Here's my recap of interesting things from the second day of Interaction 16.
Kate Darling (@grok_) talked to us about the ethics of robotic interactions. She showed a lot of great examples about how humans are tricked into feeling empathy for robots because of their anthropomorphism. She showed us a good example of a recent case where Boston Dynamics demoed the stability of their robot 'Spot' by kicking it (video below, watch the first 30 sec.). People were very upset about this and PETA even got involved.

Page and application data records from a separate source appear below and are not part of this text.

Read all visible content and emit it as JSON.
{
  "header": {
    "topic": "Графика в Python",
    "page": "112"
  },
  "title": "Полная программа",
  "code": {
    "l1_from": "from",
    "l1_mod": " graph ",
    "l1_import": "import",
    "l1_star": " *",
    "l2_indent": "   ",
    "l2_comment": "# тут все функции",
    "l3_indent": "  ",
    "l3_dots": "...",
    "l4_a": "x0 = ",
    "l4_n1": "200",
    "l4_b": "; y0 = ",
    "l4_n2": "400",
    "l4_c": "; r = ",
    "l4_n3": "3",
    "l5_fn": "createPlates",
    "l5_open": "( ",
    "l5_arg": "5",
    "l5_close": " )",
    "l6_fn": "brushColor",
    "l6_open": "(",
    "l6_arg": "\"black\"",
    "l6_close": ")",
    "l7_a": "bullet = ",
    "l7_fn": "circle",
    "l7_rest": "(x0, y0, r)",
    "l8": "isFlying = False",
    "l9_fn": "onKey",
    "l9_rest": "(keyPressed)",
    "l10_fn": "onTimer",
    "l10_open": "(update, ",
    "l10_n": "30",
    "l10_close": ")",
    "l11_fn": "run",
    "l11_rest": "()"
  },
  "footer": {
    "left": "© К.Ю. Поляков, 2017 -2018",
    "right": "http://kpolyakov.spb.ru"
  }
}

Pablo Honey (not his real name apparently?) (@pablohoneyhoney) Talked about connected cities. He used Calvino's Invisible Cities as a lens to talk about the emotional, visceral interactions we could have with our surroundings. His talk brought up a lot of questions about who should be designing smart cities. We will have different outcomes if designers vs. engineers vs. government vs. hackers build them.
Jonathan Foster (@jonathanbfoster) manages the Cortana team at Microsoft. He talked about how they give Cortana a personality. They've discovered that people prefer for her to have opinions, for instance, if you ask her what her favorite movie is, she will give a real answer (it's one of the Star Trek movies).
Simone Rebaudengo (@fishandchipsing) and Nicolas Nova (@nicolasnova) showed us a bunch of stuff about Design Fiction. They design objects that can't be mass produced yet but are one-offs that allow them think about how things might work in the near future. They are asking big questions about the politics and social dynamics of the Internet of Things. A perfect example is the Ethical Fan which has a complicated algorithm (set by humans) to decide which person in the room should be cooled first, second, etc. They also showed a series of power strips that dole out electricity via political models (dictatorships, democracies, etc).
That's the end of day two. More tomorrow on the third and final day!